WHAT NEEDS TO BE DONE:
The task calls for every entry to be printed word for word, without the images.

----------

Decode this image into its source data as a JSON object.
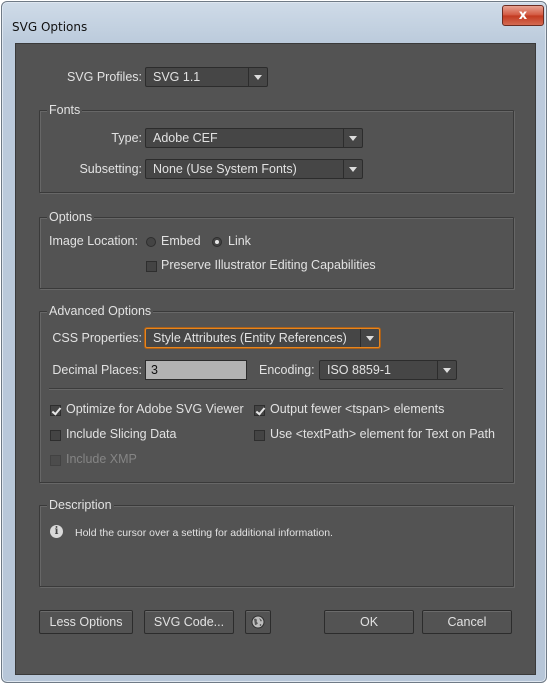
{
  "window": {
    "title": "SVG Options",
    "close_glyph": "x"
  },
  "profiles": {
    "label": "SVG Profiles:",
    "value": "SVG 1.1"
  },
  "fonts": {
    "legend": "Fonts",
    "type_label": "Type:",
    "type_value": "Adobe CEF",
    "subsetting_label": "Subsetting:",
    "subsetting_value": "None (Use System Fonts)"
  },
  "options": {
    "legend": "Options",
    "image_location_label": "Image Location:",
    "embed_label": "Embed",
    "embed_selected": false,
    "link_label": "Link",
    "link_selected": true,
    "preserve_label": "Preserve Illustrator Editing Capabilities",
    "preserve_checked": false
  },
  "advanced": {
    "legend": "Advanced Options",
    "css_label": "CSS Properties:",
    "css_value": "Style Attributes (Entity References)",
    "decimal_label": "Decimal Places:",
    "decimal_value": "3",
    "encoding_label": "Encoding:",
    "encoding_value": "ISO 8859-1",
    "optimize_label": "Optimize for Adobe SVG Viewer",
    "optimize_checked": true,
    "output_fewer_label": "Output fewer <tspan> elements",
    "output_fewer_checked": true,
    "slicing_label": "Include Slicing Data",
    "slicing_checked": false,
    "textpath_label": "Use <textPath> element for Text on Path",
    "textpath_checked": false,
    "xmp_label": "Include XMP",
    "xmp_checked": false,
    "xmp_disabled": true
  },
  "description": {
    "legend": "Description",
    "text": "Hold the cursor over a setting for additional information.",
    "icon": "info-icon"
  },
  "buttons": {
    "less_options": "Less Options",
    "svg_code": "SVG Code...",
    "web_icon": "globe-icon",
    "ok": "OK",
    "cancel": "Cancel"
  },
  "colors": {
    "panel": "#535353",
    "focus_accent": "#e8861e"
  }
}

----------

RESPONSE FOR THIS EXERCISE:
Decode this image into its source data as a JSON object.
{
  "window": {
    "title": "SVG Options",
    "close_glyph": "x"
  },
  "profiles": {
    "label": "SVG Profiles:",
    "value": "SVG 1.1"
  },
  "fonts": {
    "legend": "Fonts",
    "type_label": "Type:",
    "type_value": "Adobe CEF",
    "subsetting_label": "Subsetting:",
    "subsetting_value": "None (Use System Fonts)"
  },
  "options": {
    "legend": "Options",
    "image_location_label": "Image Location:",
    "embed_label": "Embed",
    "embed_selected": false,
    "link_label": "Link",
    "link_selected": true,
    "preserve_label": "Preserve Illustrator Editing Capabilities",
    "preserve_checked": false
  },
  "advanced": {
    "legend": "Advanced Options",
    "css_label": "CSS Properties:",
    "css_value": "Style Attributes (Entity References)",
    "decimal_label": "Decimal Places:",
    "decimal_value": "3",
    "encoding_label": "Encoding:",
    "encoding_value": "ISO 8859-1",
    "optimize_label": "Optimize for Adobe SVG Viewer",
    "optimize_checked": true,
    "output_fewer_label": "Output fewer <tspan> elements",
    "output_fewer_checked": true,
    "slicing_label": "Include Slicing Data",
    "slicing_checked": false,
    "textpath_label": "Use <textPath> element for Text on Path",
    "textpath_checked": false,
    "xmp_label": "Include XMP",
    "xmp_checked": false,
    "xmp_disabled": true
  },
  "description": {
    "legend": "Description",
    "text": "Hold the cursor over a setting for additional information.",
    "icon": "info-icon"
  },
  "buttons": {
    "less_options": "Less Options",
    "svg_code": "SVG Code...",
    "web_icon": "globe-icon",
    "ok": "OK",
    "cancel": "Cancel"
  },
  "colors": {
    "panel": "#535353",
    "focus_accent": "#e8861e"
  }
}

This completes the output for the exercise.